# ACTIVITY
From the first record through the last, copy each one exactly.

[EXTRACTED DATA]

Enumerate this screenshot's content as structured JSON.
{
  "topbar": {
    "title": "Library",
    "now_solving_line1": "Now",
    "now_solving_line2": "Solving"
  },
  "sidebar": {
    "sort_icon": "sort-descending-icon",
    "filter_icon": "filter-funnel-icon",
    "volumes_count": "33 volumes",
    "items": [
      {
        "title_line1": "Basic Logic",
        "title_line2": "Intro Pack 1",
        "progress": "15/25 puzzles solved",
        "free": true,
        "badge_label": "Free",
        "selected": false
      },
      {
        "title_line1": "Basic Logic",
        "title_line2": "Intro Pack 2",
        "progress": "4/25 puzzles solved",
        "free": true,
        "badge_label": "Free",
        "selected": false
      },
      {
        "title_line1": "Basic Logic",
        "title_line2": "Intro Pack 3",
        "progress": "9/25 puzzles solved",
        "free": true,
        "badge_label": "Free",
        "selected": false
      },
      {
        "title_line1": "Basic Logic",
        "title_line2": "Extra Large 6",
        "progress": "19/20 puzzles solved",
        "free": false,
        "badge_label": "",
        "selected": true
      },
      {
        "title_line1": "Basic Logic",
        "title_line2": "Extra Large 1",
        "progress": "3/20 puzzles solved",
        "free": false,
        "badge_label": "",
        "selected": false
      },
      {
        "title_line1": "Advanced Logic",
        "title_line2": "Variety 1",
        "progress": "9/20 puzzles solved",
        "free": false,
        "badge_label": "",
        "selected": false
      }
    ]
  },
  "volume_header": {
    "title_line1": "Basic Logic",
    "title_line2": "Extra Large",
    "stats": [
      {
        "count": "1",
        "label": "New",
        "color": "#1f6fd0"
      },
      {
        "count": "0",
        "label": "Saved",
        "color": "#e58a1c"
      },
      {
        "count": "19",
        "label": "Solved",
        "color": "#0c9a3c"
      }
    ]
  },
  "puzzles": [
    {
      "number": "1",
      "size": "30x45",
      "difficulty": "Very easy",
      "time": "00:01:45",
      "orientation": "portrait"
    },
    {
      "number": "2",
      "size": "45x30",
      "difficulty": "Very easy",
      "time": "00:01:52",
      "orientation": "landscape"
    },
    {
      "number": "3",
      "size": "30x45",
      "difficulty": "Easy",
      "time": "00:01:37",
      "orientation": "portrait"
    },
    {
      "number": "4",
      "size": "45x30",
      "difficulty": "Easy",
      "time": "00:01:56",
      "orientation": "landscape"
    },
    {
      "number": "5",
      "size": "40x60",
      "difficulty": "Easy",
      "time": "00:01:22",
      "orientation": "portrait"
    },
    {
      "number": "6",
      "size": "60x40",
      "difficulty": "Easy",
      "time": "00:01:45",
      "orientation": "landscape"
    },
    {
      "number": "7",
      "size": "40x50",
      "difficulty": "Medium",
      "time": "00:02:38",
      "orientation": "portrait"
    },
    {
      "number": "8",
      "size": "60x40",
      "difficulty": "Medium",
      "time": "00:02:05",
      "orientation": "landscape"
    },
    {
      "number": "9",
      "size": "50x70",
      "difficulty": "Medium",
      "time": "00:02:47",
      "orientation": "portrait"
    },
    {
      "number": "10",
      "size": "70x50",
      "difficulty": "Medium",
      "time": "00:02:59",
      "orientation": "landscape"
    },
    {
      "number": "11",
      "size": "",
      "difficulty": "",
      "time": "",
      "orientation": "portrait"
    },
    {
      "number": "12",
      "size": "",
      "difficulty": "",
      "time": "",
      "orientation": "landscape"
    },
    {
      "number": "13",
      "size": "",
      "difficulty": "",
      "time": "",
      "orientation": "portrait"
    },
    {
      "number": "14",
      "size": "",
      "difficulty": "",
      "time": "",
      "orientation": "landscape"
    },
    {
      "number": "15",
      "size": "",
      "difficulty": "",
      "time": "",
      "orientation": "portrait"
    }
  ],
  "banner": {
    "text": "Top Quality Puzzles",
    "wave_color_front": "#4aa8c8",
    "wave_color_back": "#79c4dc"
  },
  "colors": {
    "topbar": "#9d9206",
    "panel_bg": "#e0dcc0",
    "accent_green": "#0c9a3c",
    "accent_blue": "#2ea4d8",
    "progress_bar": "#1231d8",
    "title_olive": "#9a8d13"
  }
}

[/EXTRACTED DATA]

# TASK ANSWER
Enumerate this screenshot's content as structured JSON.
{
  "topbar": {
    "title": "Library",
    "now_solving_line1": "Now",
    "now_solving_line2": "Solving"
  },
  "sidebar": {
    "sort_icon": "sort-descending-icon",
    "filter_icon": "filter-funnel-icon",
    "volumes_count": "33 volumes",
    "items": [
      {
        "title_line1": "Basic Logic",
        "title_line2": "Intro Pack 1",
        "progress": "15/25 puzzles solved",
        "free": true,
        "badge_label": "Free",
        "selected": false
      },
      {
        "title_line1": "Basic Logic",
        "title_line2": "Intro Pack 2",
        "progress": "4/25 puzzles solved",
        "free": true,
        "badge_label": "Free",
        "selected": false
      },
      {
        "title_line1": "Basic Logic",
        "title_line2": "Intro Pack 3",
        "progress": "9/25 puzzles solved",
        "free": true,
        "badge_label": "Free",
        "selected": false
      },
      {
        "title_line1": "Basic Logic",
        "title_line2": "Extra Large 6",
        "progress": "19/20 puzzles solved",
        "free": false,
        "badge_label": "",
        "selected": true
      },
      {
        "title_line1": "Basic Logic",
        "title_line2": "Extra Large 1",
        "progress": "3/20 puzzles solved",
        "free": false,
        "badge_label": "",
        "selected": false
      },
      {
        "title_line1": "Advanced Logic",
        "title_line2": "Variety 1",
        "progress": "9/20 puzzles solved",
        "free": false,
        "badge_label": "",
        "selected": false
      }
    ]
  },
  "volume_header": {
    "title_line1": "Basic Logic",
    "title_line2": "Extra Large",
    "stats": [
      {
        "count": "1",
        "label": "New",
        "color": "#1f6fd0"
      },
      {
        "count": "0",
        "label": "Saved",
        "color": "#e58a1c"
      },
      {
        "count": "19",
        "label": "Solved",
        "color": "#0c9a3c"
      }
    ]
  },
  "puzzles": [
    {
      "number": "1",
      "size": "30x45",
      "difficulty": "Very easy",
      "time": "00:01:45",
      "orientation": "portrait"
    },
    {
      "number": "2",
      "size": "45x30",
      "difficulty": "Very easy",
      "time": "00:01:52",
      "orientation": "landscape"
    },
    {
      "number": "3",
      "size": "30x45",
      "difficulty": "Easy",
      "time": "00:01:37",
      "orientation": "portrait"
    },
    {
      "number": "4",
      "size": "45x30",
      "difficulty": "Easy",
      "time": "00:01:56",
      "orientation": "landscape"
    },
    {
      "number": "5",
      "size": "40x60",
      "difficulty": "Easy",
      "time": "00:01:22",
      "orientation": "portrait"
    },
    {
      "number": "6",
      "size": "60x40",
      "difficulty": "Easy",
      "time": "00:01:45",
      "orientation": "landscape"
    },
    {
      "number": "7",
      "size": "40x50",
      "difficulty": "Medium",
      "time": "00:02:38",
      "orientation": "portrait"
    },
    {
      "number": "8",
      "size": "60x40",
      "difficulty": "Medium",
      "time": "00:02:05",
      "orientation": "landscape"
    },
    {
      "number": "9",
      "size": "50x70",
      "difficulty": "Medium",
      "time": "00:02:47",
      "orientation": "portrait"
    },
    {
      "number": "10",
      "size": "70x50",
      "difficulty": "Medium",
      "time": "00:02:59",
      "orientation": "landscape"
    },
    {
      "number": "11",
      "size": "",
      "difficulty": "",
      "time": "",
      "orientation": "portrait"
    },
    {
      "number": "12",
      "size": "",
      "difficulty": "",
      "time": "",
      "orientation": "landscape"
    },
    {
      "number": "13",
      "size": "",
      "difficulty": "",
      "time": "",
      "orientation": "portrait"
    },
    {
      "number": "14",
      "size": "",
      "difficulty": "",
      "time": "",
      "orientation": "landscape"
    },
    {
      "number": "15",
      "size": "",
      "difficulty": "",
      "time": "",
      "orientation": "portrait"
    }
  ],
  "banner": {
    "text": "Top Quality Puzzles",
    "wave_color_front": "#4aa8c8",
    "wave_color_back": "#79c4dc"
  },
  "colors": {
    "topbar": "#9d9206",
    "panel_bg": "#e0dcc0",
    "accent_green": "#0c9a3c",
    "accent_blue": "#2ea4d8",
    "progress_bar": "#1231d8",
    "title_olive": "#9a8d13"
  }
}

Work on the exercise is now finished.